Go through the material below and copy each line where the word "인증기관" appears.

### PROVIDED DATA ###

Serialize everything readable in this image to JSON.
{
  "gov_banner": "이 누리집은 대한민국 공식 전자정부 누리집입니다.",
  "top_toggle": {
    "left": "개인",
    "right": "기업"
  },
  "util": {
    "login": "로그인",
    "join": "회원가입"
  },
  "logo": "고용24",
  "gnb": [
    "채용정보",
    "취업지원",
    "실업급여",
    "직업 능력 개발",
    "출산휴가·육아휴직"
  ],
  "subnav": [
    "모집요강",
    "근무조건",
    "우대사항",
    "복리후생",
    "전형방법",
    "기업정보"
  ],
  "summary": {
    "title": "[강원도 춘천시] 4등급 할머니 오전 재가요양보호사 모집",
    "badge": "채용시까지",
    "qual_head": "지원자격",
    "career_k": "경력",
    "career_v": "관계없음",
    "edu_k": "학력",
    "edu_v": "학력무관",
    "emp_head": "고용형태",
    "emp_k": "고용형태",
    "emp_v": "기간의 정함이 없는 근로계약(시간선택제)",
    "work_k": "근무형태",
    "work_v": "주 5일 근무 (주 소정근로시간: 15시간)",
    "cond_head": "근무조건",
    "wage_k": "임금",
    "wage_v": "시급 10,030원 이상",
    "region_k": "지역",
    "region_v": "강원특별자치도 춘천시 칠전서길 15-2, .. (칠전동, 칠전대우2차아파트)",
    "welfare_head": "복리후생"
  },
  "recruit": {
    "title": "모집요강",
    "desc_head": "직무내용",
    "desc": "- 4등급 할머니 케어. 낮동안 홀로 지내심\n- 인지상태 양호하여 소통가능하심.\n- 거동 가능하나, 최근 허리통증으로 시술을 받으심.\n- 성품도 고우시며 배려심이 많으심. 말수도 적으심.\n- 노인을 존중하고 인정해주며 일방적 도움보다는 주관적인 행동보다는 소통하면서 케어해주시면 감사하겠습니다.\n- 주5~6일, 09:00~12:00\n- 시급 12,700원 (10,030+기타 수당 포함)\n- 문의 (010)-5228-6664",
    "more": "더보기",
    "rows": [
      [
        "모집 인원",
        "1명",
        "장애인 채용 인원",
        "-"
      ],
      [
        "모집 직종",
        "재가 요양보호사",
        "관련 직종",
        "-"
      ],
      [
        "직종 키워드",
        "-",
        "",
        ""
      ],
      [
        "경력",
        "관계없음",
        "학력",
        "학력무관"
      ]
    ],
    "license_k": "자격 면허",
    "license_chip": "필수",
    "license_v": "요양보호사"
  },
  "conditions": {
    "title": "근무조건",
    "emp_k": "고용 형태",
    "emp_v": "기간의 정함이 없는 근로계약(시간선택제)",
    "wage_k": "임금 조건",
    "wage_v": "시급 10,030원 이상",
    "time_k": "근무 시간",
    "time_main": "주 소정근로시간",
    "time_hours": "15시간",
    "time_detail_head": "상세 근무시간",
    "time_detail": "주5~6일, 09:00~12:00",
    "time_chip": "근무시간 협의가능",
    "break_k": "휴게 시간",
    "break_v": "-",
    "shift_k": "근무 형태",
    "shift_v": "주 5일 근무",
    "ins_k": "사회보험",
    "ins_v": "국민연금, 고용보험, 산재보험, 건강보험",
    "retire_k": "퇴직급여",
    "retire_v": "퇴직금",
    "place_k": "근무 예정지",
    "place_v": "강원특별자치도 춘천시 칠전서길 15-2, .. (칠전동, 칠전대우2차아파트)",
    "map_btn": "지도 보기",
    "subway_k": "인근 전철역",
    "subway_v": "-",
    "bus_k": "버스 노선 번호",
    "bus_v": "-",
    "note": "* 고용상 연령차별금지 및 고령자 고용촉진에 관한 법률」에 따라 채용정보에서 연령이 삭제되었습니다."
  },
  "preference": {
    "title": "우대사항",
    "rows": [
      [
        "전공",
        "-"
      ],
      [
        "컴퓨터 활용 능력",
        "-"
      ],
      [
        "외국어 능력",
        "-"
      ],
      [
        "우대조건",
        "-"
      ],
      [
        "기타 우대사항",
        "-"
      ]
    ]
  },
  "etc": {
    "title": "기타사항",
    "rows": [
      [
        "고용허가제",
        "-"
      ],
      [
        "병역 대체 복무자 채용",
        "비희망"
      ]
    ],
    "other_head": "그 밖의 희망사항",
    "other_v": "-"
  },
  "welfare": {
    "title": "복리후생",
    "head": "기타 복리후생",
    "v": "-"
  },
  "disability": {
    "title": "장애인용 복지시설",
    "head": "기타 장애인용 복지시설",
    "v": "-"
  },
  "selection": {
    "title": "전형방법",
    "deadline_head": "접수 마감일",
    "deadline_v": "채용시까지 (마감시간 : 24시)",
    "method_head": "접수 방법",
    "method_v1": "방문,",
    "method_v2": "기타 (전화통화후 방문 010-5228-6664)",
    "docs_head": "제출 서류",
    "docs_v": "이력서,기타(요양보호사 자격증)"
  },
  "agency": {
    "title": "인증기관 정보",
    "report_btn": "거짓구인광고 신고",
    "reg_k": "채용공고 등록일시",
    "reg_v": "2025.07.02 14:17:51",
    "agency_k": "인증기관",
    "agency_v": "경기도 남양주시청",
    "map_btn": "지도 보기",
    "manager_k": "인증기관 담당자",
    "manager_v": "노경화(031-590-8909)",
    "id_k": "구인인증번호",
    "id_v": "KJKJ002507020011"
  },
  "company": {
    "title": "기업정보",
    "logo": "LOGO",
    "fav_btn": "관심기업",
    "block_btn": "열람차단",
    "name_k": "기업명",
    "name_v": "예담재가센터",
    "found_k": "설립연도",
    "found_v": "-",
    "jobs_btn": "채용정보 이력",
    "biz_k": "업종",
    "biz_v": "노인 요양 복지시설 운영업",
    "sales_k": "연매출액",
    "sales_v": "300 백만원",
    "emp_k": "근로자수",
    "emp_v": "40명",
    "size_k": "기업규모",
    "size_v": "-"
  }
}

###

**RESPONSE:**
    "title": "인증기관 정보",
    "agency_k": "인증기관",
    "manager_k": "인증기관 담당자",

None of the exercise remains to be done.